Counties Down and Armagh occupy the southeastern corner of Northern Ireland, between Belfast and the border and contain some of the region’s most attractive countryside, especially around the coast. You’re also never far away from places associated with St Patrick, who sailed into Strangford Lough to make his final Irish landfall in County Down, founded his first bishopric at Armagh and is buried at either Downpatrick or Armagh, depending on whose claim you prefer.
As you head south from Belfast, the glowering Mourne Mountains increasingly dominate the panorama, and it’s in this direction that most of the attractions lie. If you simply take the main roads in and out of Belfast – the A1 for Newry and the border, or the M1 motorway west – you’ll come across very little to stop for: it’s in the rural areas, the mountains and coast, that the charm of this region lies. One of the best options is to head east from Belfast around the Down shore – past the Ulster Folk and Transport Museum, one of the best in the North, and the blowsy suburban resort of Bangor into the Ards Peninsula or along the banks of Strangford Lough. Near the Lough’s southern tip, Downpatrick is closely associated with the arrival of St Patrick. There are plenty of little beaches, early Christian sites, defensive tower houses and fine mansions to visit on the way towards Newcastle, the best base for excursions on foot into the Mourne Mountains. Beyond the Mournes a fine coast road curves around to Carlingford Lough and the border. Inland, Hillsborough, resembling an English Cotswolds-style village, is closely linked to the political development of the North.
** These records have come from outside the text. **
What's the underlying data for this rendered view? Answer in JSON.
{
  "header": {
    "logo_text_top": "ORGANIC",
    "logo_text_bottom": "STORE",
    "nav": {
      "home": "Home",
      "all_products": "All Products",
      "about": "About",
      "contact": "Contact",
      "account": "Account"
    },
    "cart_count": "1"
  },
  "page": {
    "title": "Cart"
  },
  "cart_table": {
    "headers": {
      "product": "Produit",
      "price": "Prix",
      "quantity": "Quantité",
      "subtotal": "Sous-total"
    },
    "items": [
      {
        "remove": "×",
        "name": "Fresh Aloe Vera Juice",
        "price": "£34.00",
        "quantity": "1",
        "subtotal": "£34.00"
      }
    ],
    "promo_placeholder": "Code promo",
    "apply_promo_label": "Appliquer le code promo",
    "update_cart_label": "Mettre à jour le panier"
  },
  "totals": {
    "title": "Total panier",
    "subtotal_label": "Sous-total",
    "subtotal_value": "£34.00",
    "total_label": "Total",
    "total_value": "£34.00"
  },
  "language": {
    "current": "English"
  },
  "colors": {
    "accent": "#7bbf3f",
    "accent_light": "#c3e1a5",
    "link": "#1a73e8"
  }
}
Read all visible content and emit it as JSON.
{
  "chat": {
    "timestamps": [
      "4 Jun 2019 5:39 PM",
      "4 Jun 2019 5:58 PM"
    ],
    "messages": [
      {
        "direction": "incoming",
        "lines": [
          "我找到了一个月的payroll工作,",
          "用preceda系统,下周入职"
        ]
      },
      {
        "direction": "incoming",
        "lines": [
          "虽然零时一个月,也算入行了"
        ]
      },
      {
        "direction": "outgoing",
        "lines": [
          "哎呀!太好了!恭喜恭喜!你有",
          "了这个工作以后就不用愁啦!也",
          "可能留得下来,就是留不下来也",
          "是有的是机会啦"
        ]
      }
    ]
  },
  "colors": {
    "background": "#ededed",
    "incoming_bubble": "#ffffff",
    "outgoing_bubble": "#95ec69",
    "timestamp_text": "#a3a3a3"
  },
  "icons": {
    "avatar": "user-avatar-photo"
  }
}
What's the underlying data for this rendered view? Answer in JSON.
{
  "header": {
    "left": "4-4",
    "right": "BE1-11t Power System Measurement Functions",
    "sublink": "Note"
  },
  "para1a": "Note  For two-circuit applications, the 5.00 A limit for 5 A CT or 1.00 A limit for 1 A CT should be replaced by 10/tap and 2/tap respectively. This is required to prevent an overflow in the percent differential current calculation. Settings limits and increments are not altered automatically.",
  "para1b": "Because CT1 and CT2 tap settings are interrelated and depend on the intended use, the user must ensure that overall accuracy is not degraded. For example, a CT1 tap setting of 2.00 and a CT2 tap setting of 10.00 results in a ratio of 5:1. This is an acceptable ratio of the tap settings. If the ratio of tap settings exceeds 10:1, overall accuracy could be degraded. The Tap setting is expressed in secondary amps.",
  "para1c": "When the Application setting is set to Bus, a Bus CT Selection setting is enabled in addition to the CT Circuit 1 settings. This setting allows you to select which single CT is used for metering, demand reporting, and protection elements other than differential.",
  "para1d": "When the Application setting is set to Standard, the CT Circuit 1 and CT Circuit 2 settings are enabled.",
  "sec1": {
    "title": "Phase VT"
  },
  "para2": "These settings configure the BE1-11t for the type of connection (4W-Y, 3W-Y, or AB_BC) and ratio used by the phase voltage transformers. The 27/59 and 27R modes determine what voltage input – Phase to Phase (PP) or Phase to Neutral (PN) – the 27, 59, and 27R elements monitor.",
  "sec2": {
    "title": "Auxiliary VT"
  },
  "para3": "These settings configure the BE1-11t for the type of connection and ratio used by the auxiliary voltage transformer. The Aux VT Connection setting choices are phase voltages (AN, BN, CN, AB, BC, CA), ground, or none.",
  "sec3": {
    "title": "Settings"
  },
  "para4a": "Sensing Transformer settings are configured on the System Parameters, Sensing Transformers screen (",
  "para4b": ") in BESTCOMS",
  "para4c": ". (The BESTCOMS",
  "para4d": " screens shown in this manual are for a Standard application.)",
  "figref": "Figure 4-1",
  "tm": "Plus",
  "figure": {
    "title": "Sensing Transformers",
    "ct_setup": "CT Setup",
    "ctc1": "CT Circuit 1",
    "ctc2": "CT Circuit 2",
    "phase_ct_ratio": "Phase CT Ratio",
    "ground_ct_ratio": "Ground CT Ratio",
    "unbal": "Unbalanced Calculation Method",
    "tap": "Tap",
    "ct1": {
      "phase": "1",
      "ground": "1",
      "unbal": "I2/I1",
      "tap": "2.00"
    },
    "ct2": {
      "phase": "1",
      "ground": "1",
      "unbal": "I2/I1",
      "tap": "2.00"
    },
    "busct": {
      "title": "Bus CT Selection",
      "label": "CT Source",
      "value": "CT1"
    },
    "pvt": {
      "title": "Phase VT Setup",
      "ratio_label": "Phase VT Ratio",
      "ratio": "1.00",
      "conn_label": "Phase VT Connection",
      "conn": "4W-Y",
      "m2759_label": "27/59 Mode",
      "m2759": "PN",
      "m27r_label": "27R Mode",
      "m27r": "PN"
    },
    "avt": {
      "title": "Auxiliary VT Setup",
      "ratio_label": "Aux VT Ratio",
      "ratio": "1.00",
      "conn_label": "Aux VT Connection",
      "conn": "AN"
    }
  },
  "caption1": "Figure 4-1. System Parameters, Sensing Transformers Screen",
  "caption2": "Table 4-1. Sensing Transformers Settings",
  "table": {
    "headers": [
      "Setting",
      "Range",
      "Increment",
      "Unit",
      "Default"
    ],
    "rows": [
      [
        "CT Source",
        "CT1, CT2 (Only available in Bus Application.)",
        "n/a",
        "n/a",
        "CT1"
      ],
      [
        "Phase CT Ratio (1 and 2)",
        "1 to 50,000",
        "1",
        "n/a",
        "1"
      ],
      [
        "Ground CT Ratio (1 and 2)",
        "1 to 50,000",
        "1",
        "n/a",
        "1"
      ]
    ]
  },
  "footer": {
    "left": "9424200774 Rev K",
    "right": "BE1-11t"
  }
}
Below Lough Neagh, the north of County Armagh is dominated by the developed industrial strip known as Craigavon which contains the towns of Lurgan and Portadown, and has little to attract you. Away from the towns, however, there are two stately homes of interest, Ardress and the Argory, and some excellent cycling country north of Loughgall. The villages of South Armagh – a predominantly Catholic area – were the heartland of violent Republicanism, and often referred to as “Bandit Country” or “The Killing Fields”, even by locals. Armagh city, however, is well worth visiting for its ancient associations, cathedrals and fine Georgian streets, while South Armagh has some startlingly attractive country, especially around the peak of Slieve Gullion.Read More
The Orange Order and the marching tradition
The Orange Order and the marching tradition
Ireland’s oldest political grouping, The Grand Orange Lodge of Ireland, was founded in September 1795 following the so-called Battle of the Diamond, which took place in or near Dan Winter’s farm near Loughgall. The skirmish involved the Peep O’Day boys (Protestants) and the Defenders (Catholics) and was the culmination of a long-running dispute about control of the local linen trade. The Defenders attacked an inn, unaware that inside the Peep O’Day boys were armed and waiting. A dozen Defenders were killed, and in the glow of victory their opponents formed the Orange Order.
The first Orange Lodge march in celebration of the 1690 Battle of the Boyne took place in 1796, and they’ve been happening ever since. The Boyne is the Loyalist totem, even though the actual battle at Aughter that ended Jacobite rule did not take place until the following year. William of Orange is their icon, despite the fact that his campaign was supported by the pope and most of the Catholic rulers of Europe, and that William himself had a noted reputation for religious tolerance. For Protestant Ulster, the Boyne came to represent a victory that enshrined Protestant supremacy and liberties, and the Orange Order became the bedrock of Protestant hegemony. Between 1921 and 1969, for example, 51 of the 54 ministers appointed to the Stormont government were members of the Orange Order; at its peak, so were two-thirds of the Protestant male population of the North.
The Loyalist “marching season” begins in March and culminates in celebration of the Battle of the Boyne on July 12, followed by the Apprentice Boys’ traditional march around the walls of Derry on August 12. Most Loyalist marches are uncontentious – small church parades, or commemorations of the Somme – but it can’t be denied that some of them are something other than a vibrant expression of cultural identity. Marching can be a means by which one community asserts its dominance over the other – Loyalists selecting routes that deliberately pass through Nationalist areas, for instance, or their “Kick the Pope” fife-and-drum bands deliberately playing sectarian tunes and making provocative gestures such as the raising of five fingers on Belfast’s Lower Ormeau Road (where five Catholics were shot dead in 1992). Though Loyalist marches have tended to be the flashpoints for major disturbances in recent years, not least in the late 1990s at Drumcree near Portadown, it shouldn’t be forgotten that the marching tradition is common to both communities. Around three thousand marches take place throughout Northern Ireland each year and, although the vast majority are Loyalist parades, a significant number are Nationalist. The latter include the St Patrick’s Day (March 17) marches of the Ancient Order of Hibernians and the Irish National Foresters, and commemorative parades and wreath-laying ceremonies by Sinn Féin and other Republican bodies on Easter Monday and various anniversaries.